I know what you’re saying. There was a time when a bottle of beer in the Fitrambler household would be lucky to last two weeks let alone two years. Having said that, I have probably gone through over 100 bottles since then. Some just get pushed to the back for a special occasion. Then in the absence of aforementioned special occasion finally drunk. I am now down to three semi-empty malts, one full bottle of malt, four red wines and a Greek brandy. There is also a strangely shaped bottle whose contents rather resembles bitter lemon. None of these would obtained by opening the Fitrambler wallet…funny how free drinks taste better than ones you’ve paid for yourself…
Tosh and piffle, GloomLaden; we never established anything of the sort! Any pub within approximately 20 miles of home is a local one as far as I’m concerned, even though I don’t consider any of them to be MY local. Having been a fairly regular patron of the pub in question for over 40 years I suppose I, myself, might qualify as a local in the eyes of some of the other locals as I live within 2 miles or 3,520 steps. They can think what they like; I know best!
… And get back on the beer, Fitters, it’ll do you good. Over two years to drink one bottle is just not on! What’s wrong with you, man?
… And take that glass back where it belongs before they notice they’re one short.
The beer bottle was part of a set of three which were a gift from Topman Christmas 2013. It was at a Christmas do at the Narrowboat.
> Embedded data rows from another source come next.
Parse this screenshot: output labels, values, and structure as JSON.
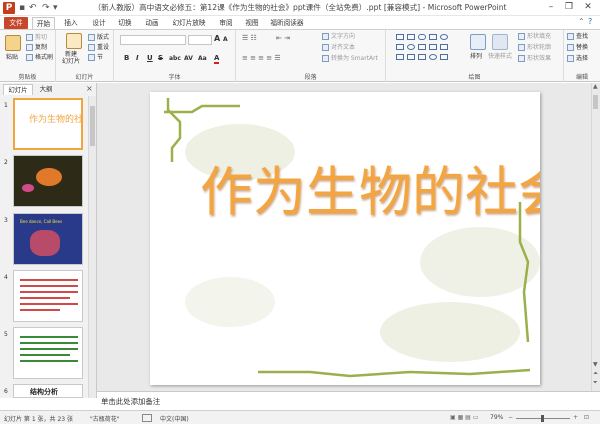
{
  "window": {
    "title": "（新人教版）高中语文必修五：第12课《作为生物的社会》ppt课件（全站免费）.ppt [兼容模式] - Microsoft PowerPoint",
    "app_icon": "P"
  },
  "tabs": [
    "文件",
    "开始",
    "插入",
    "设计",
    "切换",
    "动画",
    "幻灯片放映",
    "审阅",
    "视图",
    "福昕阅读器"
  ],
  "ribbon": {
    "clipboard": {
      "paste": "粘贴",
      "cut": "剪切",
      "copy": "复制",
      "format_painter": "格式刷",
      "label": "剪贴板"
    },
    "slides": {
      "new_slide": "新建\n幻灯片",
      "layout": "版式",
      "reset": "重设",
      "section": "节",
      "label": "幻灯片"
    },
    "font": {
      "size_up": "A",
      "size_down": "A",
      "label": "字体",
      "bold": "B",
      "italic": "I",
      "underline": "U",
      "strike": "S",
      "shadow": "abc",
      "spacing": "AV",
      "case": "Aa",
      "color": "A"
    },
    "paragraph": {
      "text_direction": "文字方向",
      "align_text": "对齐文本",
      "smartart": "转换为 SmartArt",
      "label": "段落"
    },
    "drawing": {
      "arrange": "排列",
      "quick_styles": "快速样式",
      "shape_fill": "形状填充",
      "shape_outline": "形状轮廓",
      "shape_effects": "形状效果",
      "label": "绘图"
    },
    "editing": {
      "find": "查找",
      "replace": "替换",
      "select": "选择",
      "label": "编辑"
    }
  },
  "left_panel": {
    "tabs": [
      "幻灯片",
      "大纲"
    ],
    "close": "×",
    "thumbs": [
      {
        "num": "1",
        "text": "作为生物的社会"
      },
      {
        "num": "2",
        "text": ""
      },
      {
        "num": "3",
        "text": "Bee dance, Call Bees"
      },
      {
        "num": "4",
        "text": ""
      },
      {
        "num": "5",
        "text": ""
      },
      {
        "num": "6",
        "text": "结构分析"
      }
    ]
  },
  "slide": {
    "title": "作为生物的社会"
  },
  "notes": {
    "placeholder": "单击此处添加备注"
  },
  "status": {
    "slide_info": "幻灯片 第 1 张，共 23 张",
    "theme": "\"古瓶荷花\"",
    "language": "中文(中国)",
    "zoom": "79%"
  },
  "colors": {
    "accent": "#c8472a",
    "title_orange": "#f2a540",
    "border_green": "#9ab04a"
  }
}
I only drank them a couple of weeks ago. The night I wrote about was one I went to bed quite sober – as so many are these days. I now tend to take my liquid refreshment at night in a plastic bottle with a top to ensure no similar accidents occur. It was one of the most painful experiences of my life. But it taught me not to be so childishly stubborn – well at least until the next time…
You don’t have a local pub, Blamers, as we established long ago. You have pubs located near your abode and pubs of which you are a patron. Described on a Venn diagram, one would find no area of crossover between these two sets. Unless retirement has lowered your standards, of course.
In fairness, though, GloomLaden, you didn’t wish to get a single day older the day before you read the post.
I note that the beer bottle in the photograph is empty, suggesting that FItrambler had already been on the beer before he downed the squash. Might that have had an influence on the waywardly contrary duvet.
And I trust the Entire Stout beer glass was not stolen from our local Hop Back pub.
Having read the above post, I no longer wish to get a single day older.